As to Fargo Lady and her plans, I don’t really understand how she’s going to ‘deem’ children ‘moderately obese’ simply by looking at them, in costume, no less. Clearly there are some people you can look at and see that they are heavier than others, but where is that line? Is she going to hide a scale in her porch steps. Shall the children fill out a height/weight chart prior to ringing the doorbell? Perhaps they should have a note from their doctor stating that they are healthy enough for trick or treating activity.
Because the truth is, you don’t know what’s going on with that kid in front of you. What medication she’s on, what illness he has. Perhaps this is the one night she gets to go out with her friends and feel like a ‘normal’ kid. Perhaps he’s recovering from an injury. I am not making excuses, just indicating that there are a lot of factors that can’t be taken into consideration with a quick glance in the dark.
Can you imagine being six, seven, ten, twelve years old, going up to someone’s door with three or four of your friends or neighbors and each of them receives a candy except you? Wow. I WAS that ‘moderately obese’ child. And I would have gone home and cried myself to sleep.
There’s a better way. I hope Fargo Lady found it.

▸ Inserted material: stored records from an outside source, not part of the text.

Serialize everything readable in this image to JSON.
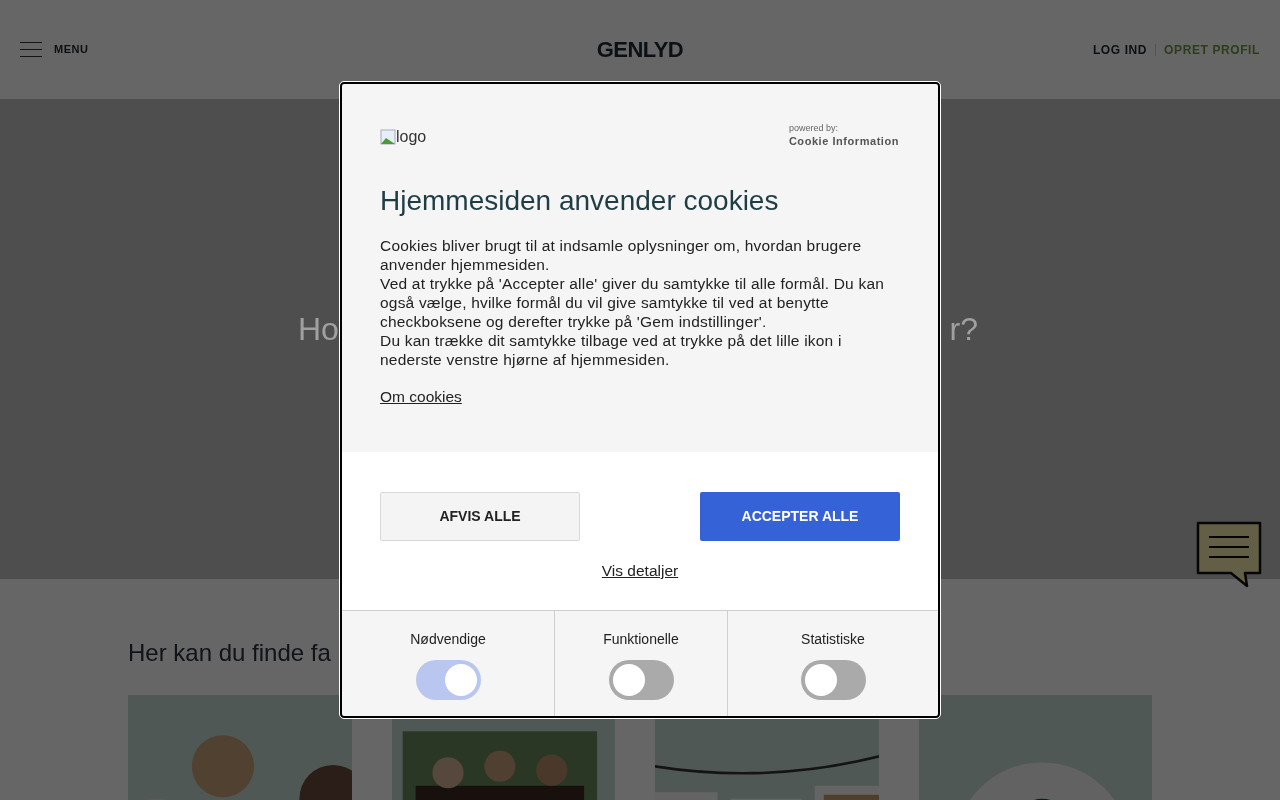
{
  "header": {
    "menu_label": "MENU",
    "logo": "GENLYD",
    "login": "LOG IND",
    "signup": "OPRET PROFIL"
  },
  "hero": {
    "title_left": "Ho",
    "title_right": "r?"
  },
  "section": {
    "heading": "Her kan du finde fa"
  },
  "cookie_dialog": {
    "logo_alt": "logo",
    "powered_by": "powered by:",
    "provider": "Cookie Information",
    "title": "Hjemmesiden anvender cookies",
    "paragraphs": [
      "Cookies bliver brugt til at indsamle oplysninger om, hvordan brugere anvender hjemmesiden.",
      "Ved at trykke på 'Accepter alle' giver du samtykke til alle formål. Du kan også vælge, hvilke formål du vil give samtykke til ved at benytte checkboksene og derefter trykke på 'Gem indstillinger'.",
      "Du kan trække dit samtykke tilbage ved at trykke på det lille ikon i nederste venstre hjørne af hjemmesiden."
    ],
    "about_link": "Om cookies",
    "reject_button": "AFVIS ALLE",
    "accept_button": "ACCEPTER ALLE",
    "details_link": "Vis detaljer",
    "categories": [
      {
        "label": "Nødvendige",
        "on": true,
        "disabled": true
      },
      {
        "label": "Funktionelle",
        "on": false,
        "disabled": false
      },
      {
        "label": "Statistiske",
        "on": false,
        "disabled": false
      }
    ]
  }
}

Because I’ve gotta be honest. If that were MY kid who came home with tears in his eyes and a note such as hers in his hand, I’d be makin’ a trip to the local Quicky Mart for a dozen large whites and some Angel Soft. It would be totally wrong of me, but I wouldn’t care. I would be taking a stand against bullying in my village. Perhaps I’d even leave her a snappily worded letter of good intent.